My Data Doctors doubts now dissipated I hung up grateful. There was still a process to go through, but it felt like we were on track. Later that day I turned to Twitter once more, where Ken and I had this final exchange:
Ken Colburn could write a book about customer service. Having a CEO who genuinely cares about their customers, and who champions the brand, is essential for success. But, great service can’t come from the CEO alone, it must permeate corporate DNA across every social touchpoint. When service begins only after a customer complains, it’s too late.
This drama would never have played out if the original clerk had been trained properly, and the communication between the retail locations, and the central lab was more efficient. I also could definitely have done without the snarky comment from a lab technician who reminded me I wouldn’t be in this mess if I’d remembered to back up my files.
That remark continues to resonate as a particularly egregious brand failure on a human level. You feel bad enough when you think you’ve lost half of your son’s baby photos in a computer crash, you don’t need smart-ass jibes to remind you that it’s your own fault. Given the nature of their services, Data Doctors is the sort of company you hope you never have to call. When you do, a little customer compassion goes a long way.
Service and compassion are also communicated through things like organization, and follow-through – or not. When I went to pick up the retrieved data I discovered that the lab delivered it to the wrong retail location. The nonplussed manager apologized, said he’d have it tomorrow, but never called to confirm. When I checked in the next day, in what must have been a forehead-slapping moment he exclaimed, “I totally forgot!” He promised, again, to have the data the following day – which he finally did.
And, speaking of the retail location: From the outside the sparse storefront had always seemed abandoned. Driving there I wasn’t even sure if I’d find an operating business. Once inside, I was underwhelmed by the plain, poorly designed interior.
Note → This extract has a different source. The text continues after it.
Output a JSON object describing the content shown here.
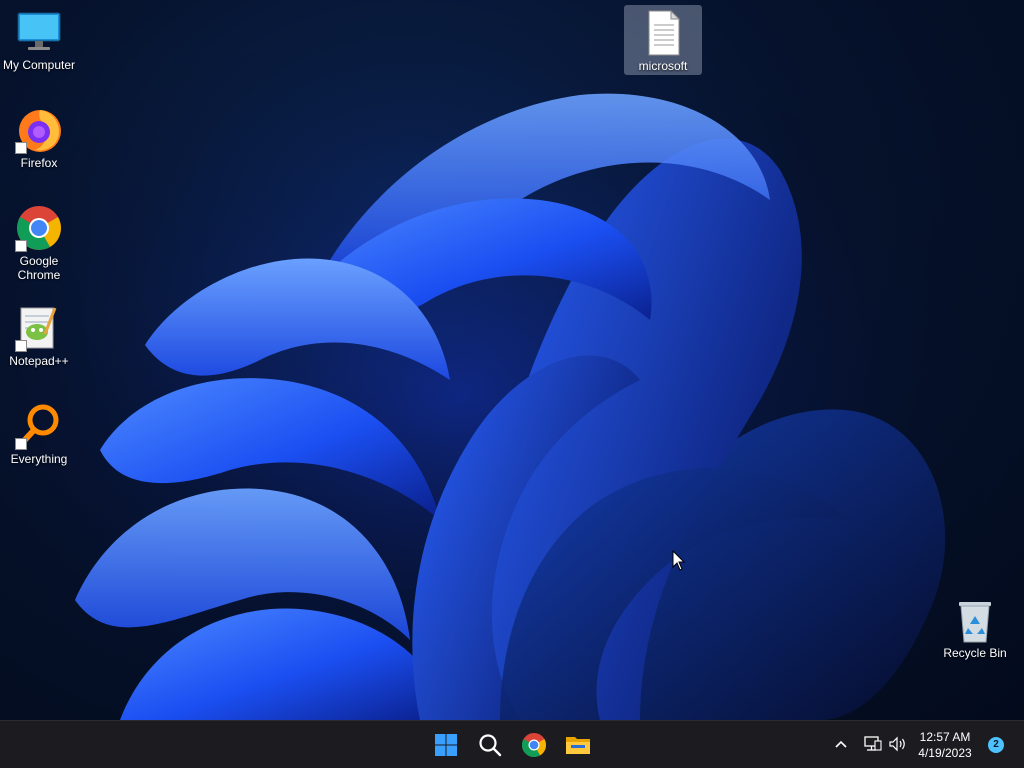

While waiting I photographed the lobby with my phone then tweeted the image as an example of bad in-store design (I can’t help it, I’m a designer). Somebody actually tweeted back asking if I was in the post office or the DMV. Ouch.
Then there’s the web site; a cumbersome, user-unfriendly mess of search engine over-optimization, small type, and painfully generic stock imagery – none of which does anything to engender consumer confidence. One expects greater online acumen from what is at heart a technology company.
Brands must remember that social interaction is not limited to online networks. Retail spaces are social. Web sites, too. What do yours communicate? Are they inviting; informative; helpful? What about your employees? The answers can tell you a lot about how well you’re serving your customers.
Every interaction between your brand and your customers – wherever, however, or whomever with that interaction takes place – makes an impression. People will forget what you say. They’ll never forget how you made them feel. That’s why maladies in training, service, design, and employee attitude must be diagnosed, and cured before disease spreads, and the brand breaks down.
Ultimately, Data Doctors recovered much of my data, and went the extra mile to get it done – but only after a direct complaint to the CEO got him involved. As impressed as I was with Colburn’s personal response, it never should have been necessary. Wherever he wasn’t involved, the process was broken, and unpleasant.
Ken, if you’re reading this – and I know you are – resuscitate your brand. Breathe new life into your retail spaces, and your web site. Your employee training manuals, and franchisee materials as well. You don’t need a doctor you need a designer, and a better brand strategy. If you’re interested, we make house calls, too.